- Problem statement: Wherever the string "label" appears in the entries below, return the line that holds it.

Segment Open

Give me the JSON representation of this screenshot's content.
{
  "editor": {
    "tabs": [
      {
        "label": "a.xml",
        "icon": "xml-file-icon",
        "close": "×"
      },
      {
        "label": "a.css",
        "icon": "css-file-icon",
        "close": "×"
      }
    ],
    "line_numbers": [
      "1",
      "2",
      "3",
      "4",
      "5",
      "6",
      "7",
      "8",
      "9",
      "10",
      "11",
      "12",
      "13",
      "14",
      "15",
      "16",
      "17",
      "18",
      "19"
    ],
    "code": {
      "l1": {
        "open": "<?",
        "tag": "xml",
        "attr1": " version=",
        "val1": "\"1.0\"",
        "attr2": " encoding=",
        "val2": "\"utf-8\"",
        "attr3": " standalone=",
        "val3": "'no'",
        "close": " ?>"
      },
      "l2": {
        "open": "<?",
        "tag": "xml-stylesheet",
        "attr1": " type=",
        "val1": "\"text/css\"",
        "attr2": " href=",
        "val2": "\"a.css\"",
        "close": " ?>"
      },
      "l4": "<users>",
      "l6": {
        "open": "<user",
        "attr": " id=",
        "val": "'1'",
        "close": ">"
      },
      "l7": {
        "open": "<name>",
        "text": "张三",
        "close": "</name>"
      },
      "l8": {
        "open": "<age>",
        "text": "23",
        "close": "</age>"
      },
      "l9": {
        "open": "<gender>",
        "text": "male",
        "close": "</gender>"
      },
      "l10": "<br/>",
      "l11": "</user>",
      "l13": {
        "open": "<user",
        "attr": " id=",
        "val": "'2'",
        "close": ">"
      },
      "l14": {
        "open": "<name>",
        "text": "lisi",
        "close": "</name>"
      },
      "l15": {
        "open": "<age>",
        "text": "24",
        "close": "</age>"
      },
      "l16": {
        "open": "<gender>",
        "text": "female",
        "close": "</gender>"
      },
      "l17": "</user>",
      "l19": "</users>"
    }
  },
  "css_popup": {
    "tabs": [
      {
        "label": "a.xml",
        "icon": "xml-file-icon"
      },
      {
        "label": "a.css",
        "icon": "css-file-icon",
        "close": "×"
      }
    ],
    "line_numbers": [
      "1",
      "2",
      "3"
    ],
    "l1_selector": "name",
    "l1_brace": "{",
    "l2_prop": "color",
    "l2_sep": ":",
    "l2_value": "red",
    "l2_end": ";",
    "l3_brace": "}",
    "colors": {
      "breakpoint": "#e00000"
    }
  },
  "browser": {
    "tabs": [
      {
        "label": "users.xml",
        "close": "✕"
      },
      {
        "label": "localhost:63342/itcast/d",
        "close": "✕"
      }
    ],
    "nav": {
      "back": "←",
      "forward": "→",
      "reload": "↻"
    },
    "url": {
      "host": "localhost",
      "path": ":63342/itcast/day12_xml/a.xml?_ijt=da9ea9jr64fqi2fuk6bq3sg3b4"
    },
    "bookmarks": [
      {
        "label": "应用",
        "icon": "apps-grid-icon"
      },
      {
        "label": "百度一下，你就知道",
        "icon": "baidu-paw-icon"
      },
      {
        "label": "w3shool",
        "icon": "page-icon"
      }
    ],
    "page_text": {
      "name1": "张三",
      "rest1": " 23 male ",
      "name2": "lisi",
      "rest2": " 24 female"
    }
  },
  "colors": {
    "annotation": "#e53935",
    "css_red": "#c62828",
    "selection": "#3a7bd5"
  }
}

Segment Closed

- Expected answer:
        "label": "a.xml",
        "label": "a.css",
        "label": "a.xml",
        "label": "a.css",
        "label": "users.xml",
        "label": "localhost:63342/itcast/d",
        "label": "应用",
        "label": "百度一下，你就知道",
        "label": "w3shool",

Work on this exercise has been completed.